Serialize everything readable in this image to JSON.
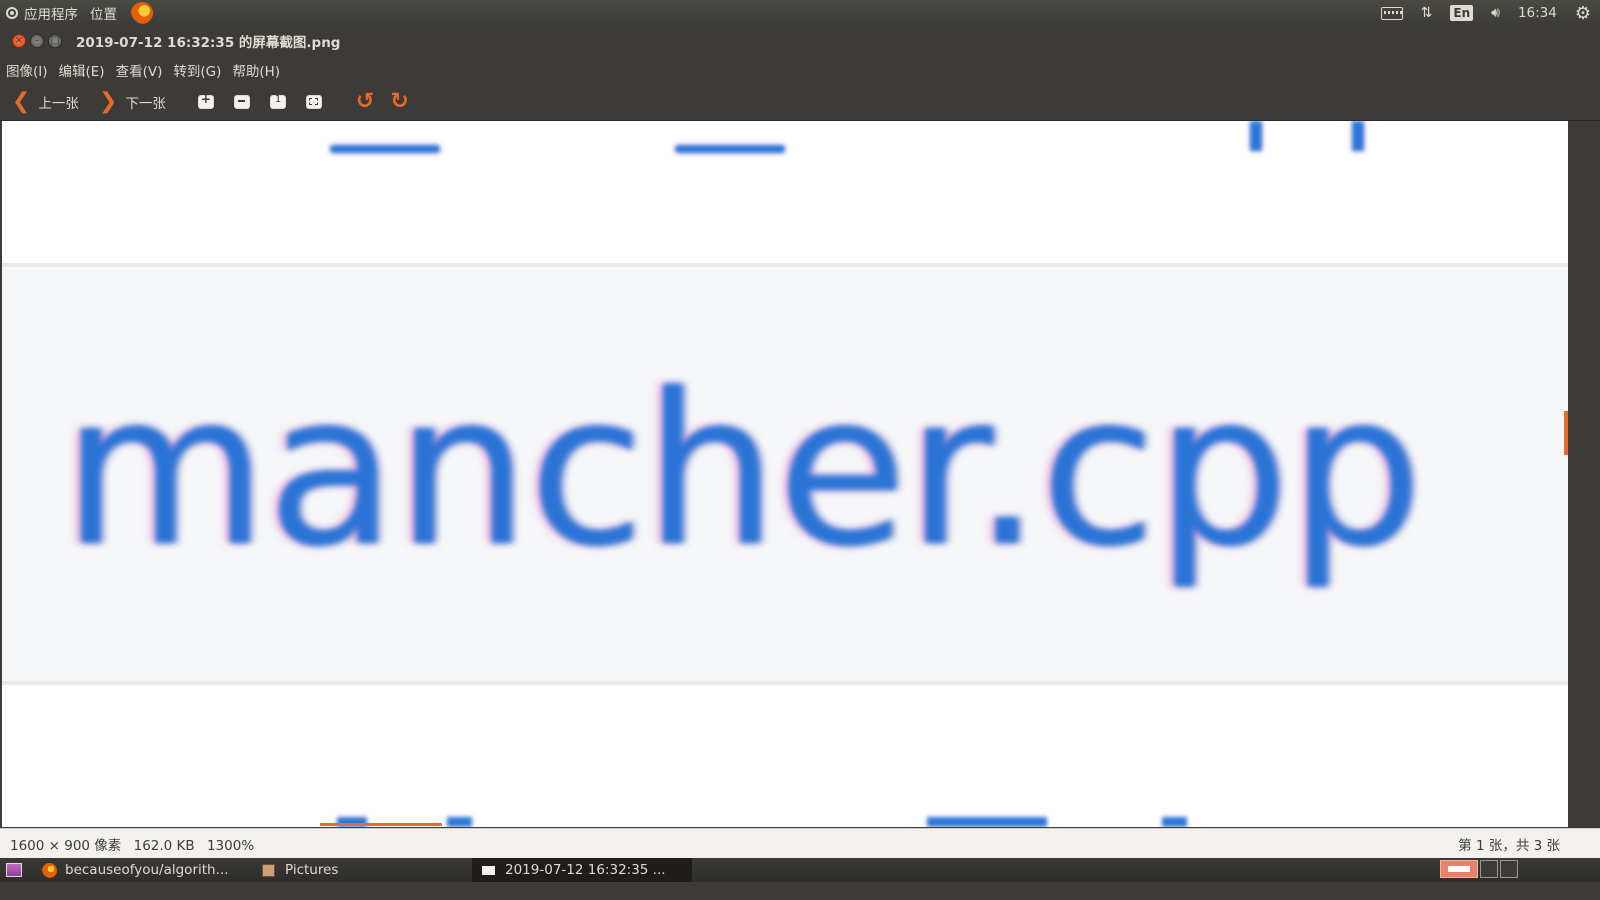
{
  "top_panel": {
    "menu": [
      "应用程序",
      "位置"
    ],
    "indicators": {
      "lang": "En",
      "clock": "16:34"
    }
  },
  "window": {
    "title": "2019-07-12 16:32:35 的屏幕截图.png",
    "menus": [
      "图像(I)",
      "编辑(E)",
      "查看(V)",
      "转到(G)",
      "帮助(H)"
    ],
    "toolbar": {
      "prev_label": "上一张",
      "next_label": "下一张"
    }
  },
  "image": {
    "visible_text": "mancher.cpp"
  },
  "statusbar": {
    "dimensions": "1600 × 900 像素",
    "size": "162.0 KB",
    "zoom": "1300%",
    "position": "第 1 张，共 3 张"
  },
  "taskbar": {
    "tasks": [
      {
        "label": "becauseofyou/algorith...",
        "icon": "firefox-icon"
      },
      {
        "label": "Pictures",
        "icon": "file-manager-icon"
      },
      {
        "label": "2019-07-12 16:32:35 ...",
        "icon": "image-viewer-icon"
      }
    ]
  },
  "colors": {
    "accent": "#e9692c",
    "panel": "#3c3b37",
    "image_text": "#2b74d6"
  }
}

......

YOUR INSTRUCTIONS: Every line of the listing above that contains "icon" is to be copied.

RESPONSE BOX:
        "icon": "firefox-icon"
        "icon": "file-manager-icon"
        "icon": "image-viewer-icon"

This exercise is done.